An Oxford University team who found effective drugs to treat Covid are trialling an antiviral called Tecovirimat to aid monkeypox recovery. Over 3,000 British people have caught monkeypox in recent months, with more cases anticipated. The virus, declared a global health emergency, can take weeks before recovery, and there can be serious complications. ‘The aim is to find a treatment that helps people recover quicker and get out of quarantine'. Also scientists have discovered they can boost people's memory for at least a month by harmlessly stimulating parts of the brain with electricity. Volunteers performed better at word memorisation games, which tested their immediate ‘working’ memory and their long-term memory. Dementia is caused by a diseased brain, with dying brain cells leading to memory problems. The researchers are investigating whether the technology can be used to stimulate the surviving brain cells and help schizophrenics and obsessive-compulsive disorder patients.
During lockdown newspapers reported thousands dying weekly. But last week 1,082 more people died than would be expected. These ‘excess deaths’ have averaged 1,000 for 15 weeks this year: they are not Covid deaths, so not newsworthy. Most deaths occur in private homes. This year there were 6,000 fewer deaths than expected in hospitals and care homes but over 17,000 more in people’s homes in England and Wales alone. Doctors are concerned about the unexpectedness of these deaths. 30- to 59-year-olds have excessively high death rates with heart attacks and diabetes. Symptoms were untreated during lockdown. People who need treatment now are struggling to get it. Waiting lists are larger than ever and getting a GP appointment is a lottery. Unless these issues are addressed, these diseases will continue to go untreated.
A four-year-old boy was able to hear for the first time whilst attending the New Wine festival at the beginning of August. Although he has not been publicly named, crowds rejoiced when being told the news from the festival stage. Rev Kate Wharton, New Wine’s assistant director, said: ‘He was born deaf, but after he was prayed for during the week, he was able to hear for the first time. His mum told this delightful story of him staying awake whispering to his brother all night.’ The festival, held at Peterborough, saw 14,000 people gather to grow in their faith.

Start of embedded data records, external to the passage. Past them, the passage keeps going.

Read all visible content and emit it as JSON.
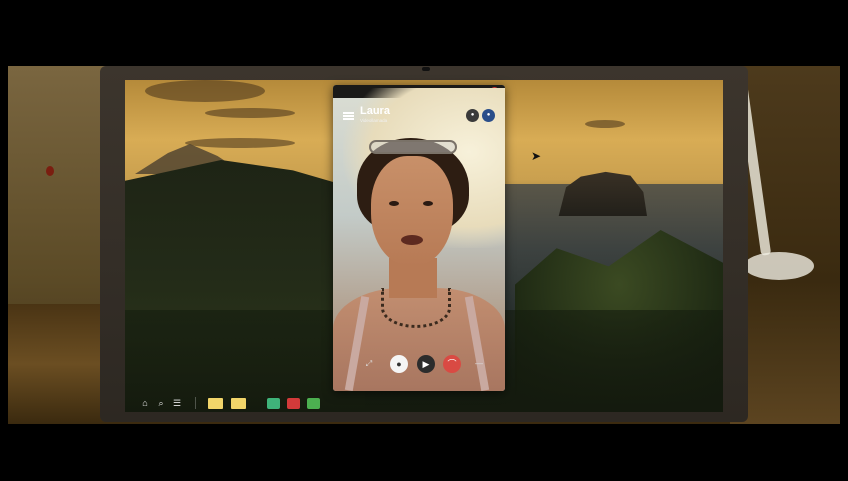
{
  "call": {
    "caller_name": "Laura",
    "subtitle": "Videollamada",
    "close_glyph": "×",
    "top_buttons": [
      "user-icon",
      "info-icon"
    ],
    "controls": {
      "expand_icon": "⤢",
      "mic_icon": "●",
      "video_icon": "▶",
      "hangup_icon": "⌒",
      "more_icon": "—"
    }
  },
  "taskbar": {
    "home_icon": "⌂",
    "search_icon": "⌕",
    "list_icon": "☰",
    "folders": [
      "folder-icon",
      "folder-icon"
    ],
    "apps": [
      "app-green-icon",
      "app-red-icon",
      "app-photo-icon"
    ]
  },
  "colors": {
    "close": "#d13a3a",
    "hangup": "#d94a43",
    "folder": "#f2d56a",
    "app_green": "#3fb37a",
    "app_red": "#d33a3a",
    "app_photo": "#4caf50"
  }
}
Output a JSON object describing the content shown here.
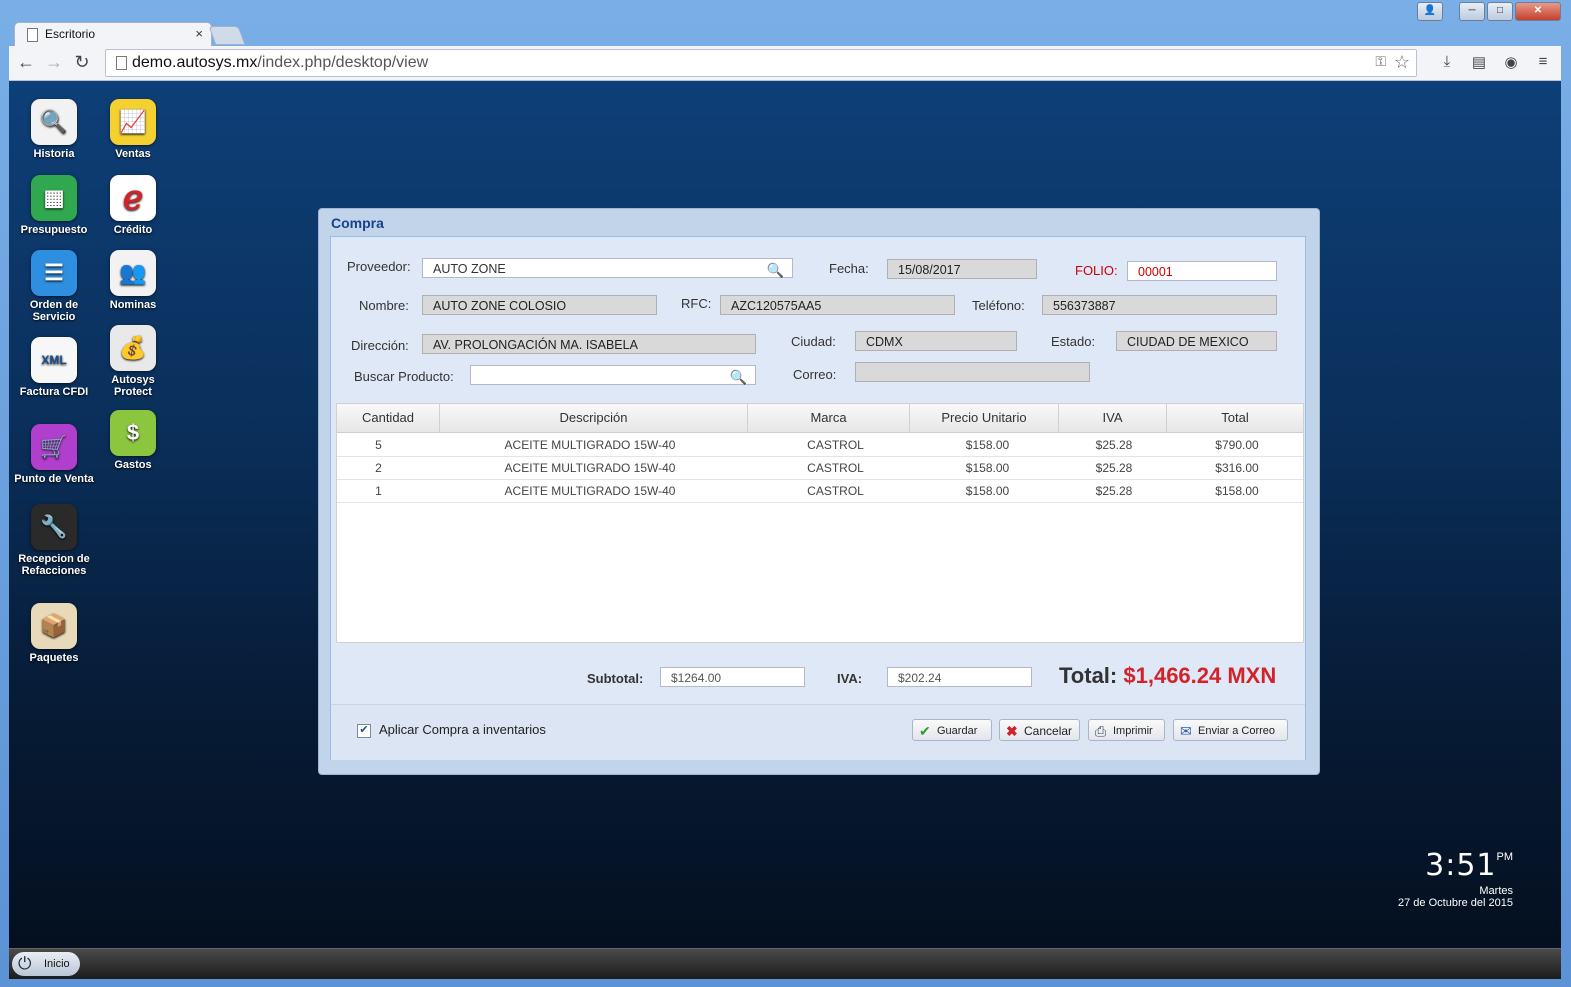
{
  "browser": {
    "tab_title": "Escritorio",
    "tab_close": "×",
    "url_host": "demo.autosys.mx",
    "url_path": "/index.php/desktop/view",
    "window_buttons": {
      "user": "👤",
      "minimize": "─",
      "maximize": "□",
      "close": "✕"
    }
  },
  "desktop_icons": [
    {
      "label": "Historia",
      "icon": "magnifier-icon",
      "glyph": "🔍",
      "bg": "#f2f2f2"
    },
    {
      "label": "Ventas",
      "icon": "line-chart-icon",
      "glyph": "📈",
      "bg": "#f5d031"
    },
    {
      "label": "Presupuesto",
      "icon": "spreadsheet-icon",
      "glyph": "▦",
      "bg": "#2fa84f"
    },
    {
      "label": "Crédito",
      "icon": "credit-swirl-icon",
      "glyph": "ℯ",
      "bg": "#ffffff"
    },
    {
      "label": "Orden de Servicio",
      "icon": "document-icon",
      "glyph": "☰",
      "bg": "#2e8fe0"
    },
    {
      "label": "Nominas",
      "icon": "payroll-people-icon",
      "glyph": "👥",
      "bg": "#f2f2f2"
    },
    {
      "label": "Factura CFDI",
      "icon": "xml-invoice-icon",
      "glyph": "XML",
      "bg": "#f7f7f7"
    },
    {
      "label": "Autosys Protect",
      "icon": "bandit-money-icon",
      "glyph": "💰",
      "bg": "#e9e9e9"
    },
    {
      "label": "Punto de Venta",
      "icon": "shopping-cart-icon",
      "glyph": "🛒",
      "bg": "#b13fce"
    },
    {
      "label": "Gastos",
      "icon": "coins-icon",
      "glyph": "$",
      "bg": "#8cc63f"
    },
    {
      "label": "Recepcion de Refacciones",
      "icon": "wrench-icon",
      "glyph": "🔧",
      "bg": "#2a2a2a"
    },
    {
      "label": "Paquetes",
      "icon": "package-box-icon",
      "glyph": "📦",
      "bg": "#e8d9b8"
    }
  ],
  "dialog": {
    "title": "Compra",
    "labels": {
      "proveedor": "Proveedor:",
      "fecha": "Fecha:",
      "folio": "FOLIO:",
      "nombre": "Nombre:",
      "rfc": "RFC:",
      "telefono": "Teléfono:",
      "direccion": "Dirección:",
      "ciudad": "Ciudad:",
      "estado": "Estado:",
      "buscar_producto": "Buscar Producto:",
      "correo": "Correo:"
    },
    "values": {
      "proveedor": "AUTO ZONE",
      "fecha": "15/08/2017",
      "folio": "00001",
      "nombre": "AUTO ZONE COLOSIO",
      "rfc": "AZC120575AA5",
      "telefono": "556373887",
      "direccion": "AV. PROLONGACIÓN MA. ISABELA",
      "ciudad": "CDMX",
      "estado": "CIUDAD DE MEXICO",
      "buscar_producto": "",
      "correo": ""
    },
    "grid": {
      "columns": [
        "Cantidad",
        "Descripción",
        "Marca",
        "Precio Unitario",
        "IVA",
        "Total"
      ],
      "rows": [
        [
          "5",
          "ACEITE MULTIGRADO 15W-40",
          "CASTROL",
          "$158.00",
          "$25.28",
          "$790.00"
        ],
        [
          "2",
          "ACEITE MULTIGRADO 15W-40",
          "CASTROL",
          "$158.00",
          "$25.28",
          "$316.00"
        ],
        [
          "1",
          "ACEITE MULTIGRADO 15W-40",
          "CASTROL",
          "$158.00",
          "$25.28",
          "$158.00"
        ]
      ]
    },
    "totals": {
      "subtotal_label": "Subtotal:",
      "subtotal": "$1264.00",
      "iva_label": "IVA:",
      "iva": "$202.24",
      "total_label": "Total:",
      "total": "$1,466.24 MXN"
    },
    "footer": {
      "checkbox_label": "Aplicar Compra a inventarios",
      "checkbox_checked": true,
      "buttons": {
        "guardar": "Guardar",
        "cancelar": "Cancelar",
        "imprimir": "Imprimir",
        "enviar": "Enviar a Correo"
      }
    }
  },
  "clock": {
    "time": "3:51",
    "ampm": "PM",
    "day": "Martes",
    "date": "27 de Octubre del 2015"
  },
  "taskbar": {
    "start_label": "Inicio"
  },
  "colors": {
    "accent_title": "#15428b",
    "total_amount": "#d2232a",
    "folio": "#cc0000"
  }
}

Due to the pandemic, this was the first live New Wine festival since 2019.
Nicola Sturgeon sent a letter to Boris Johnson saying he should have urgent talks with the administrations in Scotland, Wales and Northern Ireland due to the fast-deteriorating cost of living situation. The PM agreed, but he is now on holiday until 22 August and he will then have two weeks to organise any meeting before he moves out of Number 10. UK ministers had already committed the equivalent of 1.5% of the country's GDP to supporting households with the increasing cost of living. The Government was warned by business leaders that it must put ‘all hands to the pump’ to address the crisis ahead of the autumn.